may not be cited except as provided by
Minn. Stat. § 480A.08, subd. 3 (1996).
STATE OF MINNESOTA
IN COURT OF APPEALS
State of Minnesota,
Sylvan Allen Larson, Jr.,
Filed July 8, 1997
St. Louis County District Court
File No. K8-91-675907
John M. Stuart, State Public Defender, Lawrence Hammerling, Deputy State Public Defender, 2829 University Avenue S.E., Suite 600, Minneapolis, MN 55414 (for Appellant)
Considered and decided by Short, Presiding Judge, Klaphake, Judge, and Schultz, Judge.[*]
In this criminal sentencing appeal, appellant Sylvan Allen Larson, Jr. challenges the district court's correction of his sentences for felon in possession of a firearm and probation violation for conspiracy to commit first-degree murder. Because the sentence corrections were authorized by law and did not violate double jeopardy principles, we affirm.
Ten days after sentencing, the court held a second hearing to correct appellant's sentence, recognizing that the probation revocation sentence was improper because it executed part of the sentence while extending probation for the same offense. The district court resentenced appellant to an 120-month executed sentence for the conspiracy conviction. Appellant claims that the correction of his sentence amounted to an unconstitutional increase of his period of confinement.
A district court may correct or reduce a criminal sentence under the following circumstances:
The court at any time may correct a sentence not authorized by law. The court may at any time modify a sentence during either a stay of imposition or stay of execution of sentence except that the court may not increase the period of confinement.
Minn. R. Crim. P. 27.03, subd. 9. Because of constitutional double jeopardy concerns, a sentence authorized by law may not be increased, but "an unauthorized sentence can be corrected to conform to statutory provisions." State v. Montjoy, 354 N.W.2d 567, 568 (Minn. App. 1984) (citations omitted). It is unlawful for a district court to "stay only part of a felony sentence while executing the balance." State v. Stacey, 359 N.W.2d 671, 673 (Minn. App. 1994); see Minn. Stat. § 609.10 (1994) (listing sentencing options for felony convictions); id. § 609.14, subd. 3 (1994) (listing sentencing options for probation violations).

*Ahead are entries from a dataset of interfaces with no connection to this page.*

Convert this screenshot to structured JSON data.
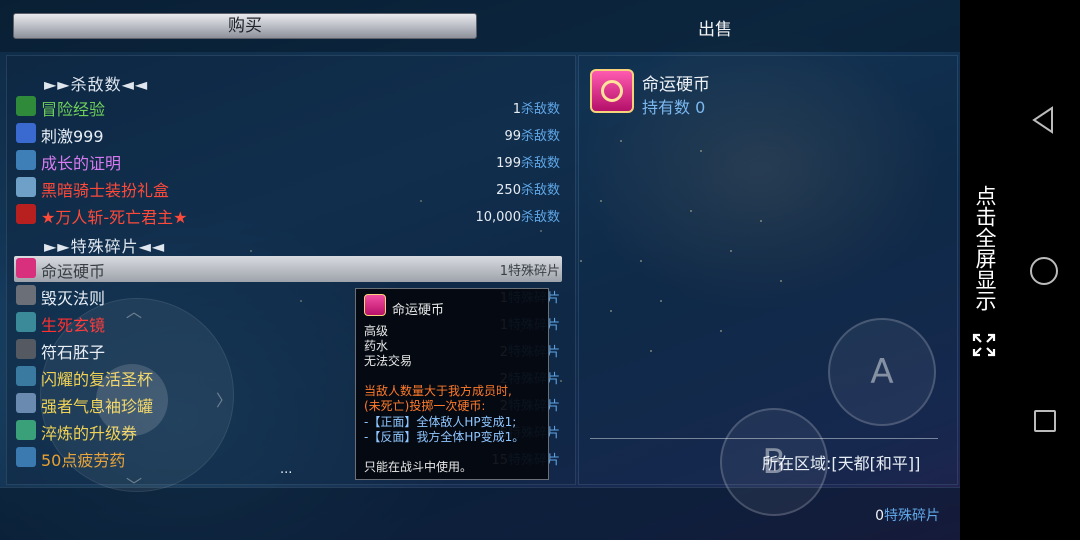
{
  "tabs": {
    "buy": "购买",
    "sell": "出售"
  },
  "sections": {
    "kills": "►►杀敌数◄◄",
    "fragments": "►►特殊碎片◄◄"
  },
  "items": [
    {
      "name": "冒险经验",
      "price": "1",
      "unit": "杀敌数",
      "color": "#6fd15a",
      "icon_color": "#2f8b3a",
      "icon": "leaf-icon"
    },
    {
      "name": "刺激999",
      "price": "99",
      "unit": "杀敌数",
      "color": "#e8eef5",
      "icon_color": "#3a6ad0",
      "icon": "potion-icon"
    },
    {
      "name": "成长的证明",
      "price": "199",
      "unit": "杀敌数",
      "color": "#d77cf0",
      "icon_color": "#3f7fb8",
      "icon": "scroll-icon"
    },
    {
      "name": "黑暗骑士装扮礼盒",
      "price": "250",
      "unit": "杀敌数",
      "color": "#ff4a3a",
      "icon_color": "#6fa0c8",
      "icon": "gift-box-icon"
    },
    {
      "name": "★万人斩-死亡君主★",
      "price": "10,000",
      "unit": "杀敌数",
      "color": "#ff4a3a",
      "icon_color": "#b82020",
      "icon": "skull-icon"
    },
    {
      "name": "命运硬币",
      "price": "1",
      "unit": "特殊碎片",
      "color": "#3a3f46",
      "icon_color": "#d9307e",
      "icon": "coin-icon",
      "selected": true
    },
    {
      "name": "毁灭法则",
      "price": "1",
      "unit": "特殊碎片",
      "color": "#e8eef5",
      "icon_color": "#6a6f78",
      "icon": "blank-icon"
    },
    {
      "name": "生死玄镜",
      "price": "1",
      "unit": "特殊碎片",
      "color": "#ff3030",
      "icon_color": "#3a8a9a",
      "icon": "mirror-icon"
    },
    {
      "name": "符石胚子",
      "price": "2",
      "unit": "特殊碎片",
      "color": "#e8eef5",
      "icon_color": "#555a62",
      "icon": "stone-icon"
    },
    {
      "name": "闪耀的复活圣杯",
      "price": "2",
      "unit": "特殊碎片",
      "color": "#f0d04a",
      "icon_color": "#3a7aa0",
      "icon": "chalice-icon"
    },
    {
      "name": "强者气息袖珍罐",
      "price": "2",
      "unit": "特殊碎片",
      "color": "#f0d04a",
      "icon_color": "#6a8ab0",
      "icon": "jar-icon"
    },
    {
      "name": "淬炼的升级券",
      "price": "5",
      "unit": "特殊碎片",
      "color": "#f0d04a",
      "icon_color": "#3aa07a",
      "icon": "ticket-icon"
    },
    {
      "name": "50点疲劳药",
      "price": "15",
      "unit": "特殊碎片",
      "color": "#e8a030",
      "icon_color": "#3a7ab0",
      "icon": "bottle-icon"
    }
  ],
  "list_more": "...",
  "tooltip": {
    "title": "命运硬币",
    "grade": "高级",
    "type": "药水",
    "trade": "无法交易",
    "desc_1": "当敌人数量大于我方成员时,",
    "desc_2": "(未死亡)投掷一次硬币:",
    "desc_3": "-【正面】全体敌人HP变成1;",
    "desc_4": "-【反面】我方全体HP变成1。",
    "usage": "只能在战斗中使用。"
  },
  "detail": {
    "name": "命运硬币",
    "owned": "持有数 0",
    "region": "所在区域:[天都[和平]]"
  },
  "currency": {
    "amount": "0",
    "unit": "特殊碎片"
  },
  "controls": {
    "a": "A",
    "b": "B"
  },
  "system": {
    "fullscreen_hint": "点击全屏显示"
  }
}
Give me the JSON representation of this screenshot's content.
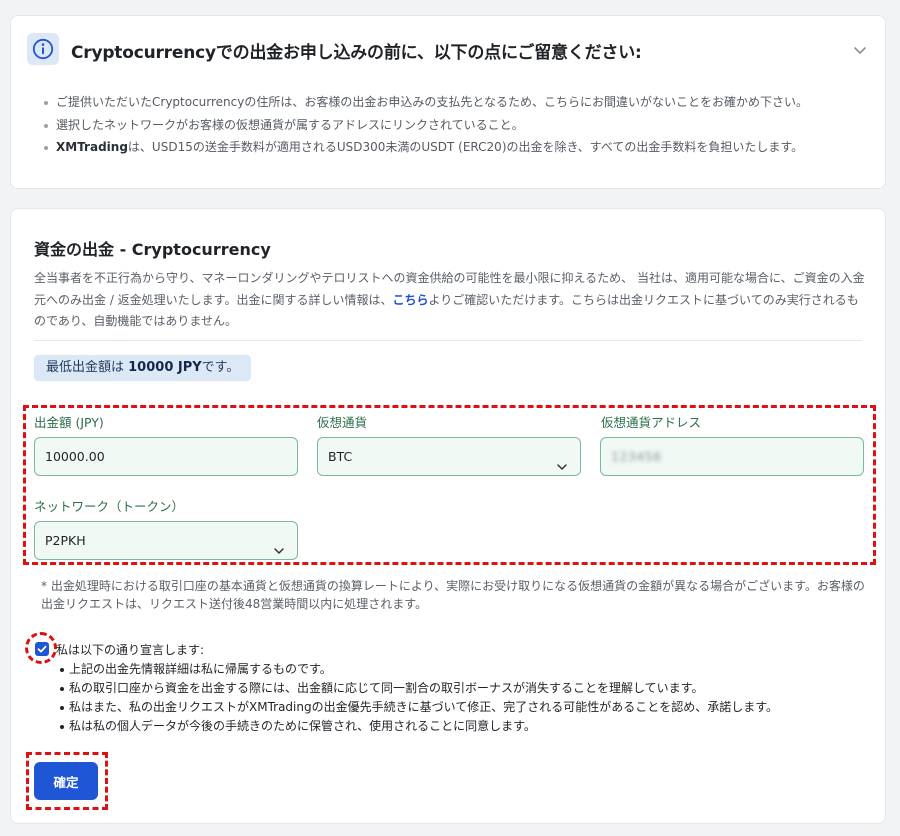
{
  "notice": {
    "title": "Cryptocurrencyでの出金お申し込みの前に、以下の点にご留意ください:",
    "items": [
      {
        "bold": "",
        "text": "ご提供いただいたCryptocurrencyの住所は、お客様の出金お申込みの支払先となるため、こちらにお間違いがないことをお確かめ下さい。"
      },
      {
        "bold": "",
        "text": "選択したネットワークがお客様の仮想通貨が属するアドレスにリンクされていること。"
      },
      {
        "bold": "XMTrading",
        "text": "は、USD15の送金手数料が適用されるUSD300未満のUSDT (ERC20)の出金を除き、すべての出金手数料を負担いたします。"
      }
    ]
  },
  "withdraw": {
    "title": "資金の出金 - Cryptocurrency",
    "desc_before": "全当事者を不正行為から守り、マネーロンダリングやテロリストへの資金供給の可能性を最小限に抑えるため、 当社は、適用可能な場合に、ご資金の入金元へのみ出金 / 返金処理いたします。出金に関する詳しい情報は、",
    "desc_link": "こちら",
    "desc_after": "よりご確認いただけます。こちらは出金リクエストに基づいてのみ実行されるものであり、自動機能ではありません。",
    "min_prefix": "最低出金額は ",
    "min_amount": "10000 JPY",
    "min_suffix": "です。",
    "fields": {
      "amount_label": "出金額 (JPY)",
      "amount_value": "10000.00",
      "currency_label": "仮想通貨",
      "currency_value": "BTC",
      "address_label": "仮想通貨アドレス",
      "address_value": "123456",
      "network_label": "ネットワーク（トークン）",
      "network_value": "P2PKH"
    },
    "footnote": "* 出金処理時における取引口座の基本通貨と仮想通貨の換算レートにより、実際にお受け取りになる仮想通貨の金額が異なる場合がございます。お客様の出金リクエストは、リクエスト送付後48営業時間以内に処理されます。",
    "declaration_title": "私は以下の通り宣言します:",
    "declarations": [
      "上記の出金先情報詳細は私に帰属するものです。",
      "私の取引口座から資金を出金する際には、出金額に応じて同一割合の取引ボーナスが消失することを理解しています。",
      "私はまた、私の出金リクエストがXMTradingの出金優先手続きに基づいて修正、完了される可能性があることを認め、承諾します。",
      "私は私の個人データが今後の手続きのために保管され、使用されることに同意します。"
    ],
    "declaration_checked": true,
    "confirm_label": "確定"
  },
  "colors": {
    "accent": "#1e56d6",
    "field_border": "#7db89b",
    "field_bg": "#f1f9f5",
    "label_green": "#2c6e49",
    "highlight_red": "#dd1111",
    "info_bg": "#dde8f7"
  },
  "icons": {
    "notice_icon": "info-circle-icon",
    "collapse_icon": "chevron-down-icon",
    "select_icon": "chevron-down-icon",
    "checkbox_icon": "checkmark-icon"
  }
}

We conclude that the district court did not err in correcting appellant's sentence. First, the corrected sentence did not violate double jeopardy principles because it did not amount to an increase from the original sentence. Second, by correcting appellant's sentence, the court did not violate Minn. R. Crim. P. 27.03, subd. 9. Under the rule, the court may correct an unlawful sentence "at any time." Third, the court did not violate the spirit of the rule. The court corrected the sentence within 10 days of its initial decision, before appellant was committed to the Department of Corrections. Thus, the sentence correction did not undermine the goal of finality in sentencing.
[ ]*Retired judge of the district court, serving as judge of the Minnesota Court of Appeals by appointment pursuant to Minn. Const. art. VI, § 10.
[ ]1Because the parties all agreed that the firearm offense was a severity level III, rather than severity level IV, offense under the Sentencing Guidelines, the court later reduced appellant's sentence to 17 months for that offense.